Lisa Cholodenko's movie is a disturbing look at a small part of the art world in New York City. Her screenplay tries to play on the "heroin-chic" focus that is hip today. She gives a realistic view of what drugs can do to your life and does not exactly glorify the lifestyles of drug addicts. The problem with the movie is the positive light that it gives to homosexuality. That lifestyle is interpreted as a desirable one, if the relationship works. The movie's original dialogue does not rely on the clichÈs which many movies on homosexuality use. Though shocking, the screenplay asks to be taken seriously.
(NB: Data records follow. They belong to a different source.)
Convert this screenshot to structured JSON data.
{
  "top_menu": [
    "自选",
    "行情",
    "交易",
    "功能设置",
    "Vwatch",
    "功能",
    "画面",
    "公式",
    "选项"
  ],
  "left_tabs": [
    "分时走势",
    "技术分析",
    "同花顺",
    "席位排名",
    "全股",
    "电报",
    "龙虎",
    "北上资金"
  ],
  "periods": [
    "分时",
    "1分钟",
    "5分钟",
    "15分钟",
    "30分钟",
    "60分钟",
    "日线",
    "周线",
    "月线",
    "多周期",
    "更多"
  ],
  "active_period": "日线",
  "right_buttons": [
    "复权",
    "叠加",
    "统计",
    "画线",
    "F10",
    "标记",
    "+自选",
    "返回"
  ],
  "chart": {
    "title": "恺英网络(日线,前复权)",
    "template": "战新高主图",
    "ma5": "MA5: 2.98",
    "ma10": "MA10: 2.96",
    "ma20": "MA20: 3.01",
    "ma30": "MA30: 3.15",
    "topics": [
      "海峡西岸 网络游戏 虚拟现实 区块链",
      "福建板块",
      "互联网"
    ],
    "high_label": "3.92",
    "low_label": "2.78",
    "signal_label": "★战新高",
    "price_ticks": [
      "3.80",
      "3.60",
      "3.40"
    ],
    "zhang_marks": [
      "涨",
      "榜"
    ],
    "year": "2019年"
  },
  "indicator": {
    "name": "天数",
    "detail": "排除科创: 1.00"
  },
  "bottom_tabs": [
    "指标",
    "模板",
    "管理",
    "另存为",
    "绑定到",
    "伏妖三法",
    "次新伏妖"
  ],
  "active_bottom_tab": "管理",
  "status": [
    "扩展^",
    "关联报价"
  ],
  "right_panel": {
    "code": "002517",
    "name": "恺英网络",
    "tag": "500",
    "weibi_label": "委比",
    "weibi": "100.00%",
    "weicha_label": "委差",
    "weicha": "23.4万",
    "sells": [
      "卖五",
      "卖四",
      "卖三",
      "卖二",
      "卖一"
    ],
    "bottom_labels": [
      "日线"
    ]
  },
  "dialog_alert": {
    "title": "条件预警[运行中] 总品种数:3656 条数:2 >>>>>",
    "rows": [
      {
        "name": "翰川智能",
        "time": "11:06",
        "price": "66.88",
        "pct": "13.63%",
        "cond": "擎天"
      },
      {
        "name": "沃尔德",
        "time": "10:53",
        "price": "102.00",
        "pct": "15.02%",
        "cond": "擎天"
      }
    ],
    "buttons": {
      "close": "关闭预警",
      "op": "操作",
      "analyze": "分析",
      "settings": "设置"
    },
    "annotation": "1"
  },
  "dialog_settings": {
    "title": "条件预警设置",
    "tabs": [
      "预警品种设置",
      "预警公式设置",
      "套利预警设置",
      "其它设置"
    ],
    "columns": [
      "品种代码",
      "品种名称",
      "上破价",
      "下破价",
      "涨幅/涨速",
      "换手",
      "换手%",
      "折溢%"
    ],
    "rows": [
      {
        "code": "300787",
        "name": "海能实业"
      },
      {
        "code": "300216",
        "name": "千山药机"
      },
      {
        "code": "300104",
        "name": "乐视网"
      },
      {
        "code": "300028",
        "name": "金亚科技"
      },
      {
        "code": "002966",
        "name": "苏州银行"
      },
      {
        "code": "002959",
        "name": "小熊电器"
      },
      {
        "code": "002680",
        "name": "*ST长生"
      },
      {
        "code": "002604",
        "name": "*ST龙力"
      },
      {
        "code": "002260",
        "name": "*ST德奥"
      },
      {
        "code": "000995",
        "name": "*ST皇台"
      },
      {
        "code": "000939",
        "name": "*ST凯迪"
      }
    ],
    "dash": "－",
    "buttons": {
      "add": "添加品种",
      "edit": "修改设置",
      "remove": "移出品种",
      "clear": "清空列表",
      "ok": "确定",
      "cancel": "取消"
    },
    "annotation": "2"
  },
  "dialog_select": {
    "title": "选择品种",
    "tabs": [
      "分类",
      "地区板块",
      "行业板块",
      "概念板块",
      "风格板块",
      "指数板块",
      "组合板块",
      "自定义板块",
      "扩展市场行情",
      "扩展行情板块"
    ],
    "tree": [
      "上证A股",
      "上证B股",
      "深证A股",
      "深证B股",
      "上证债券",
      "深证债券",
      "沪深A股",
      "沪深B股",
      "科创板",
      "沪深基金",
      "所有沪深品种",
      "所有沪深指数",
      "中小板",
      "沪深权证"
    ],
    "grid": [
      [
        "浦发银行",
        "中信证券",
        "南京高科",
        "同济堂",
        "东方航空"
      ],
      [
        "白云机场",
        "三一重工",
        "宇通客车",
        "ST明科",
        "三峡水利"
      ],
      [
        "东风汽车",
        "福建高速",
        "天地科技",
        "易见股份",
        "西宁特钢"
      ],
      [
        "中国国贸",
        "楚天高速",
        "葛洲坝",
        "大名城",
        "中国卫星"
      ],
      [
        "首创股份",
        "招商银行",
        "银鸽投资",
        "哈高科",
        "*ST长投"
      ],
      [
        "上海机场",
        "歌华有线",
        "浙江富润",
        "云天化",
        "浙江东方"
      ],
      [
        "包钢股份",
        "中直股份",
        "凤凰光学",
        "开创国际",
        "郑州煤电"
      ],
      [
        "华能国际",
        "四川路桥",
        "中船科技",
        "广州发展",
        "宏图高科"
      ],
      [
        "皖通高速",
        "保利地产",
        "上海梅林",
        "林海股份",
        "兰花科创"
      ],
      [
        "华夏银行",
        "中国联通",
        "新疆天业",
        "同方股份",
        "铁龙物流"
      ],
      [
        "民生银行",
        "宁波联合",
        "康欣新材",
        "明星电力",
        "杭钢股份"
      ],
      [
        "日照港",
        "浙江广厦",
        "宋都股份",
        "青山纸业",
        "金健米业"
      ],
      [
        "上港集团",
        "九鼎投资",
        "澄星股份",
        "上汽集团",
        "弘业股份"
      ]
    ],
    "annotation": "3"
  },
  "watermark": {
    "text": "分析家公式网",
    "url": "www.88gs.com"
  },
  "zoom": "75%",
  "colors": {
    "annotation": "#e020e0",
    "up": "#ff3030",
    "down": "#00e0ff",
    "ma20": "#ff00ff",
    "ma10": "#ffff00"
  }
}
With excessive foul language, Lisa Cholodenko also shows her writing is a product of contemporary disenchantment.
Ally Sheedy performs commendably as Lucy Berliner. Even though the tragic role itself is unappealing, she plays it with quiet strength. Sheedy plays dark, but attractive, characters well, as evidenced by her role in THE BREAKFAST CLUB. Radha Mitchell's relatively abbreviated role damages the film, because she has difficulty maintaining the necessary strength for a central character. She seems confused and unsure of how her character should be reacting to her surroundings. The most disappointing performance was Patricia Clarkson. Her bogus German accent was jumbled, and most of her lines were garbled. Even with some adequate performances, most of the characters were hard to like, because they were too tragic and sinful.
Even though Cholodenko states that this is not a film of a woman coming out, moral audiences will find this movie offensive and repulsive. No characters display redemptive characteristics. Though they try to escape a life of drugs, they do it through other sinful means. Lisa Cholodenko forces the lesbian lovers on the audience to the extent that even pagans would find the lesbian scenes excessive. She does not give any characters the chance to find redemption through anything other than drugs, homosexuality or their career. Even with some adequate performances from the central characters and some original dialogue, this story lacks any moral value.